On June 2, the 46-year-old custodian at Alan Shepard Elementary School in Bourbonnais, Illinois, was swarmed by 104 second graders hoping to get their yearbooks signed.
“It was pretty overwhelming for me with them all screaming for my attention and waving their yearbooks in the air,” Weidner told TODAY.com. “But after we organized a line and I sat down, it ended up being really fun.”
And the students who didn’t have a chance to get their yearbooks signed outside weren’t left hanging — “Mr. Steve,” as Weidner is known at the school, went into classrooms to give out his autograph, and also had students bring their yearbooks to lunch.
During his 15 years at Shepard, he’s signed students' yearbooks, but has never had the turnout he had this year.

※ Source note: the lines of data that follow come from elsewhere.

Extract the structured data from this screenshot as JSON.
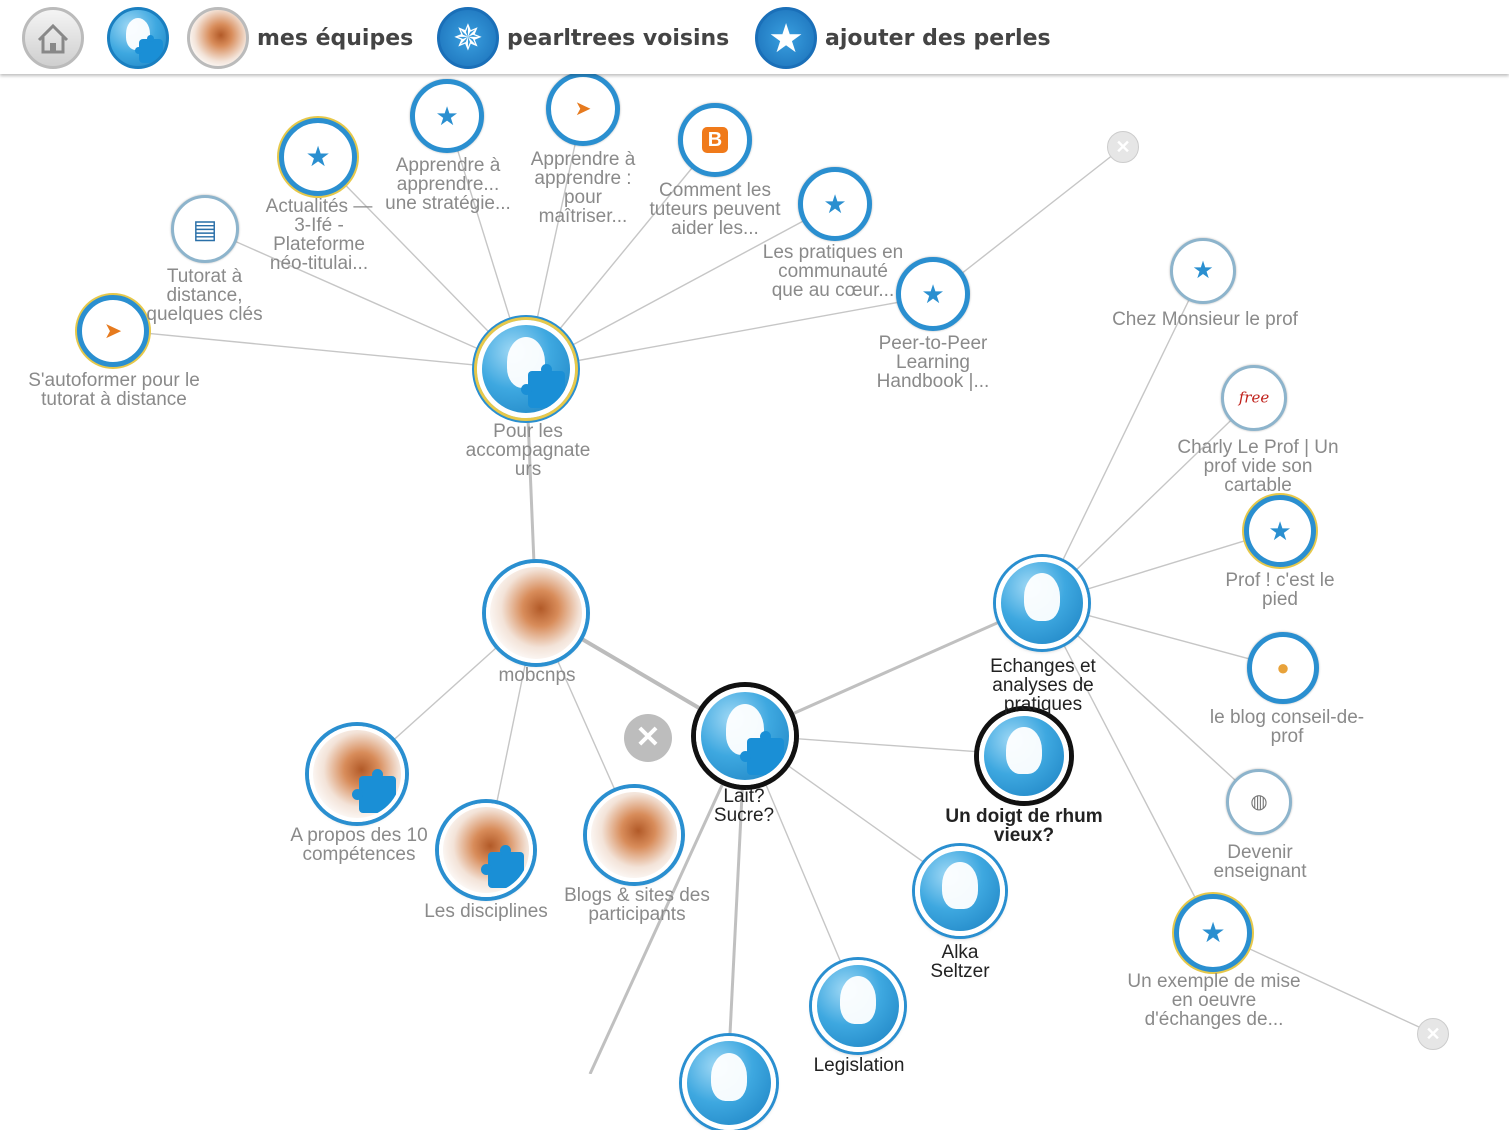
{
  "toolbar": {
    "home_icon": "home-icon",
    "my_tree_icon": "pearltree-head-icon",
    "teams_label": "mes équipes",
    "neighbors_label": "pearltrees voisins",
    "add_label": "ajouter des perles"
  },
  "nodes": {
    "pour_les": "Pour les accompagnate urs",
    "mobcnps": "mobcnps",
    "lait_sucre": "Lait? Sucre?",
    "doigt_rhum": "Un doigt de rhum vieux?",
    "echanges": "Echanges et analyses de pratiques",
    "alka": "Alka Seltzer",
    "legislation": "Legislation",
    "a_propos": "A propos des 10 compétences",
    "disciplines": "Les disciplines",
    "blogs": "Blogs & sites des participants",
    "sautoformer": "S'autoformer pour le tutorat à distance",
    "tutorat": "Tutorat à distance, quelques clés",
    "actualites": "Actualités — 3-Ifé - Plateforme néo-titulai...",
    "apprendre1": "Apprendre à apprendre... une stratégie...",
    "apprendre2": "Apprendre à apprendre : pour maîtriser...",
    "comment": "Comment les tuteurs peuvent aider les...",
    "pratiques": "Les pratiques en communauté que au cœur...",
    "peer": "Peer-to-Peer Learning Handbook |...",
    "chez": "Chez Monsieur le prof",
    "charly": "Charly Le Prof | Un prof vide son cartable",
    "prof_pied": "Prof ! c'est le pied",
    "blog_conseil": "le blog conseil-de-prof",
    "devenir": "Devenir enseignant",
    "exemple": "Un exemple de mise en oeuvre d'échanges de..."
  },
  "icons": {
    "free_badge": "free",
    "close": "close-icon",
    "star": "star-icon",
    "blogger": "blogger-icon",
    "bird": "bird-icon"
  },
  "colors": {
    "accent": "#2a8fd0",
    "label": "#8a8a8a",
    "topbar_text": "#444444"
  }
}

“He’s a role model for the students and someone they know they can go to whenever they need him — whether a ball flies over a fence or they get sick,” principal Shirley Padera told TODAY.com. “No problem is too big for Mr. Steve.”
Lunchtime is when Weidner gets to know the students best. He’ll sit down and talk to them about their days and they often ask him to tell jokes.
“I love being around kids,” Weidner, a father of four, said. “The students are very comfortable around me and know if they need anything all they have to do is raise their hands.”
Weidner has signed about 300 yearbooks this year and said that he will continue the tradition for years to come.
“The students are what makes every day a joy to go to work,” Weidner said. “I do it for the kids.”